As a Calistoga resident, I supported the cause, but have to wonder: At what point does the continued separation of the Napa Valley AVA threaten to dilute the brand we fought so hard to win? Perhaps more important, when do we risk outsmarting the very consumers we rely on to sustain us? Sure, many locals are familiar with the levels of distinction across our small stretch of the wine world, but does anybody outside Napa Valley know or care that Coombsville landed its gold star AVA status while Pine Mountain-Mayacmas (status pending at press time; purposely spelled with the U.S. Geological Survey name as opposed to the more common Mayacamas) still fights for its? When is enough enough?
Click here to continue reading

Retail Tactics Go Beyond the Bottle

Excerpt from Napa Insider column, NorthBay biz magazine
By: Christina Julian

With the preponderance of wineries in Napa County, it’s a wonder any wine-based retail stores survive—yet they do. Bold contenders open up shop in the midst of a faltering economy, while old standbys do anything but stand still.

In much the same way that wine tasting is a personal affair, so too is today’s retail wine business. It’s a matter of mood, price and preference. Who has the juice and service that speaks most adeptly to the “eager to spend” consumer pool? Downtown Napa’s Bounty Hunter (also a restaurant and wine bar) has been at it for more than 17 years. In that time, circulation for the store catalog has grown from 40,000 to nearly 2.5 million recipients worldwide. Its scouts (also dubbed personal sommeliers, Wine Country advisers and, my favorite, wine gurus) taste between 5,000 and 6,000 wines per year. The shop’s mantra: “If it’s not great, we don’t sell it.” Makes sense, given that price-to-value ratio has never mattered more. While Bounty Hunter paved the road, many others have entered the market since, each forming a niche of its own, and all leaving the highfalutin’ wine attitude of yesteryear in the past—where it belongs. Click here for full article

Napa Insider - Year in Review

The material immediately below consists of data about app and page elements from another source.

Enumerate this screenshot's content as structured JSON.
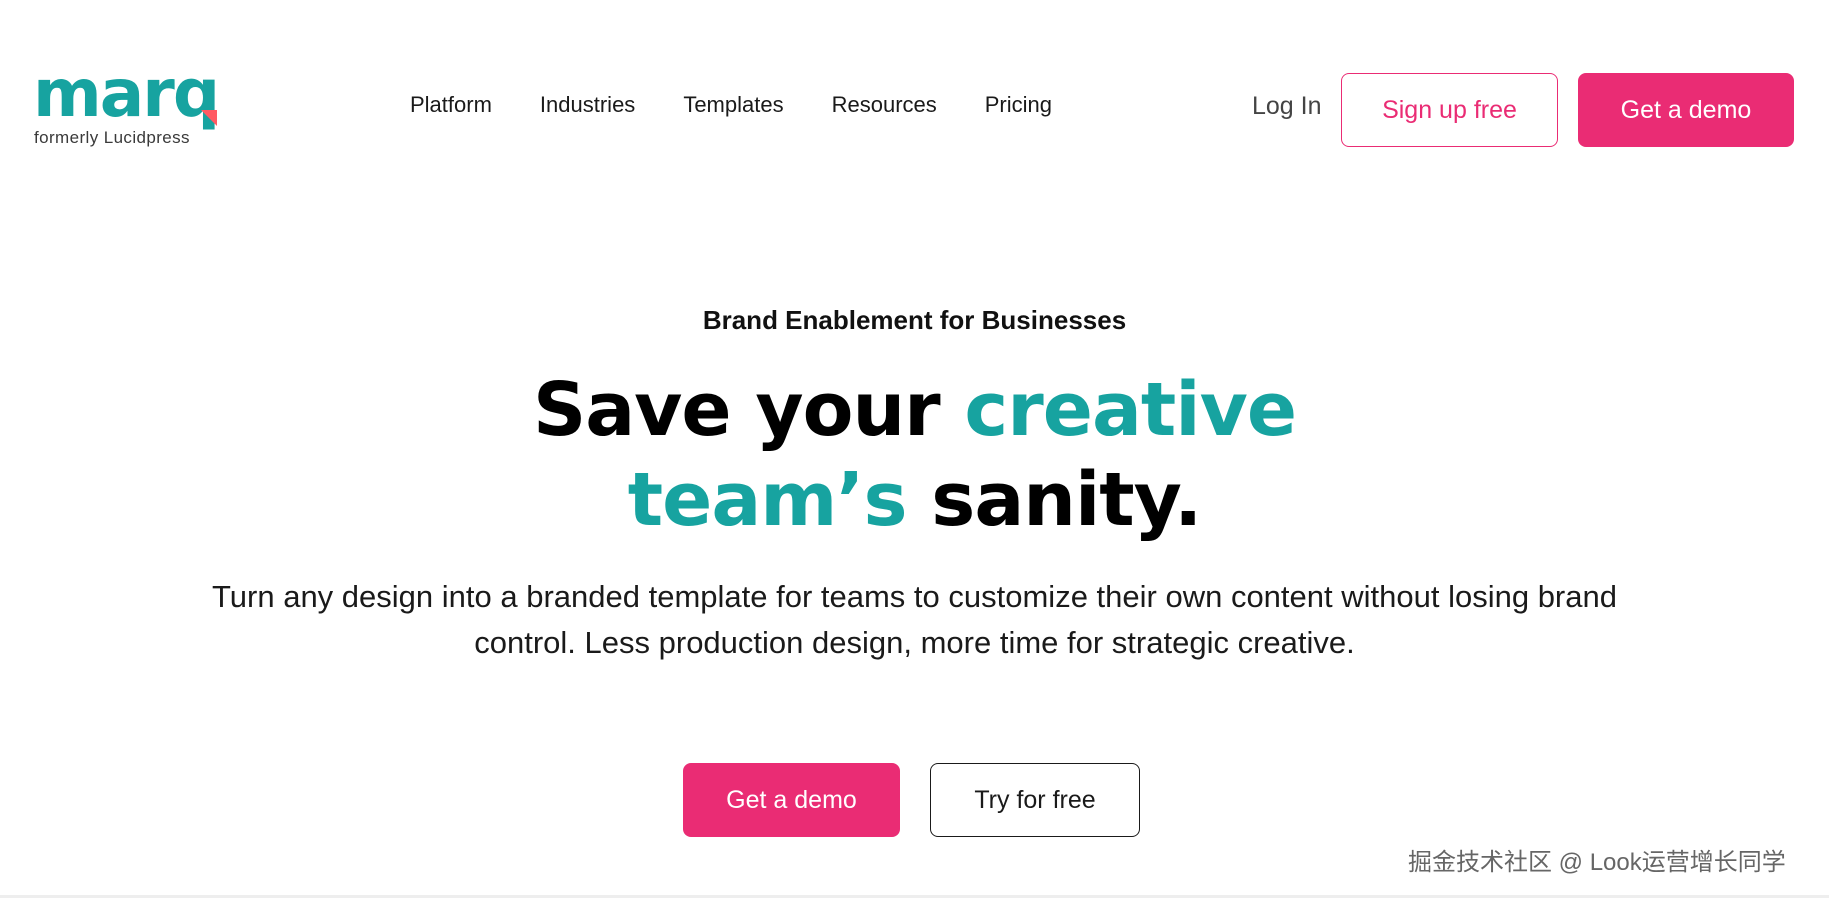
{
  "brand": {
    "logo_text": "marq",
    "tagline": "formerly Lucidpress",
    "teal": "#17a3a0",
    "pink": "#ea2c74",
    "accent_mark": "#ff5a63"
  },
  "nav": {
    "items": [
      {
        "label": "Platform"
      },
      {
        "label": "Industries"
      },
      {
        "label": "Templates"
      },
      {
        "label": "Resources"
      },
      {
        "label": "Pricing"
      }
    ],
    "login_label": "Log In",
    "signup_label": "Sign up free",
    "demo_label": "Get a demo"
  },
  "hero": {
    "eyebrow": "Brand Enablement for Businesses",
    "headline_part1": "Save your ",
    "headline_part2": "creative",
    "headline_part3": "team’s",
    "headline_part4": " sanity.",
    "subtext": "Turn any design into a branded template for teams to customize their own content without losing brand control. Less production design, more time for strategic creative.",
    "primary_cta": "Get a demo",
    "secondary_cta": "Try for free"
  },
  "watermark": {
    "text": "掘金技术社区 @ Look运营增长同学"
  }
}
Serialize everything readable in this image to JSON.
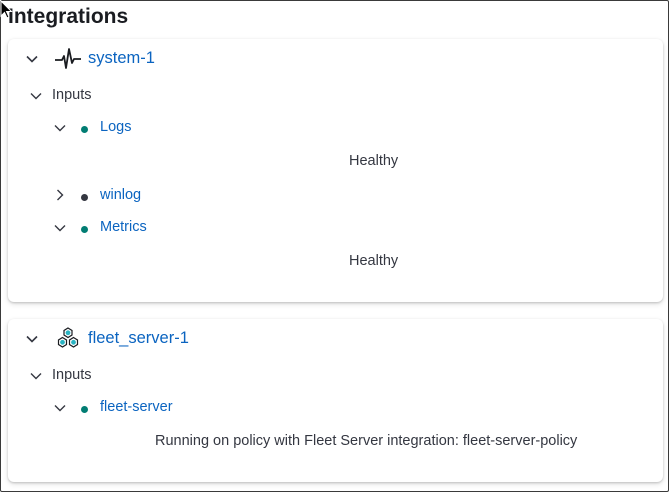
{
  "page": {
    "title": "Integrations"
  },
  "colors": {
    "link": "#0b64c0",
    "healthy": "#017d73",
    "unknown": "#343741",
    "text": "#343741"
  },
  "integrations": [
    {
      "name": "system-1",
      "icon": "heartbeat-icon",
      "inputs_label": "Inputs",
      "inputs": [
        {
          "name": "Logs",
          "status": "healthy",
          "expanded": true,
          "message": "Healthy"
        },
        {
          "name": "winlog",
          "status": "unknown",
          "expanded": false
        },
        {
          "name": "Metrics",
          "status": "healthy",
          "expanded": true,
          "message": "Healthy"
        }
      ]
    },
    {
      "name": "fleet_server-1",
      "icon": "fleet-server-icon",
      "inputs_label": "Inputs",
      "inputs": [
        {
          "name": "fleet-server",
          "status": "healthy",
          "expanded": true,
          "message": "Running on policy with Fleet Server integration: fleet-server-policy"
        }
      ]
    }
  ]
}
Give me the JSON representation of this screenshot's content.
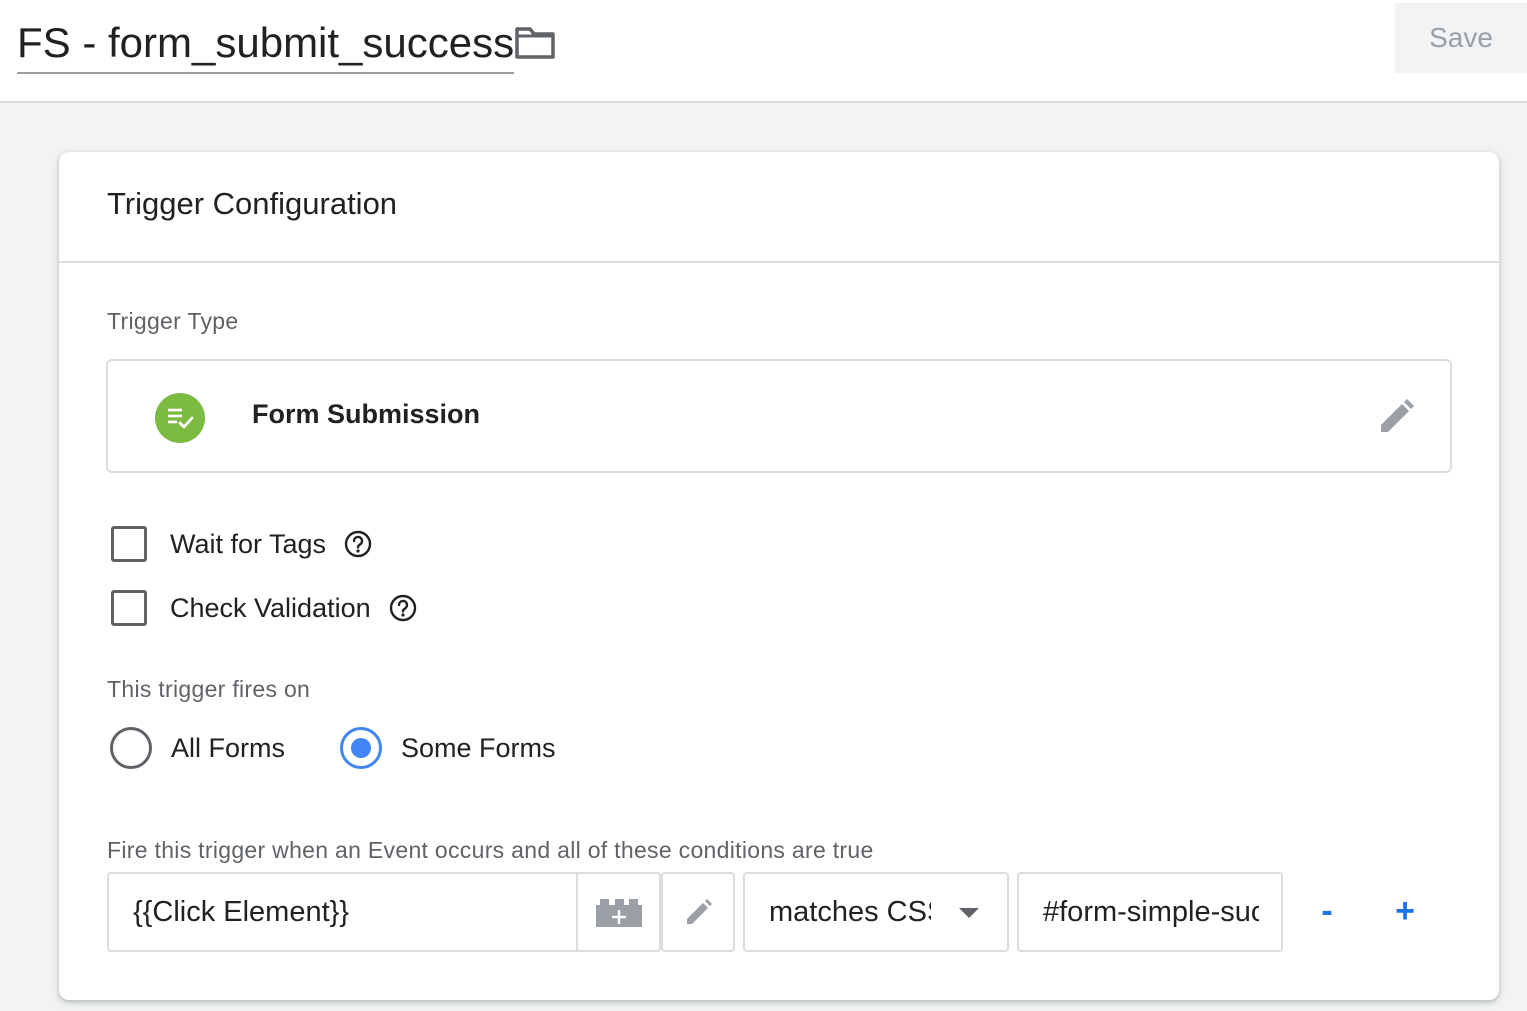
{
  "header": {
    "title": "FS - form_submit_success",
    "folder_icon": "folder-icon",
    "save_label": "Save"
  },
  "card": {
    "title": "Trigger Configuration",
    "trigger_type_label": "Trigger Type",
    "trigger_type": {
      "name": "Form Submission",
      "icon": "form-submission-icon",
      "icon_color": "#7cbb42",
      "edit_icon": "pencil-icon"
    },
    "options": [
      {
        "label": "Wait for Tags",
        "checked": false,
        "help_icon": "help-icon"
      },
      {
        "label": "Check Validation",
        "checked": false,
        "help_icon": "help-icon"
      }
    ],
    "fires_on_label": "This trigger fires on",
    "fires_on": [
      {
        "label": "All Forms",
        "selected": false
      },
      {
        "label": "Some Forms",
        "selected": true
      }
    ],
    "conditions_label": "Fire this trigger when an Event occurs and all of these conditions are true",
    "condition": {
      "variable": "{{Click Element}}",
      "operator": "matches CSS selector",
      "value": "#form-simple-success",
      "remove_label": "-",
      "add_label": "+"
    }
  },
  "colors": {
    "accent": "#4285f4",
    "link": "#1a73e8",
    "border": "#dadce0"
  }
}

Excerpt from: NorthBay Biz magazine
By: Christina Julian

As one year ends and another begins, I can’t shake the urge to reflect. So, instead of bucking it, I’ll embrace it. Here’s the Napa Insider: Year in Review. As with any roundup, there’s lots of ground to cover, and only so many words, so this isn’t meant to be all-inclusive, just some notable mentions.

The year 2011 brought many firsts. One of the most celebrated would have to be the Napa Valley Film Festival, which hosted its inaugural five-day event in November. I’m still recovering from the bevy of events that spanned from Napa to Calistoga, with wine pavilions, cooking demonstrations, countless VIP parties, more than 100 film screenings and celebrities galore. The festival reported total attendance of approximately 25,000 people (5,000 unique visitors), with 50 percent concentrated in Napa, 25 in Yountville, and 12.5 in St. Helena and Calistoga. More than 600 cases of wine were poured. Click here for full article.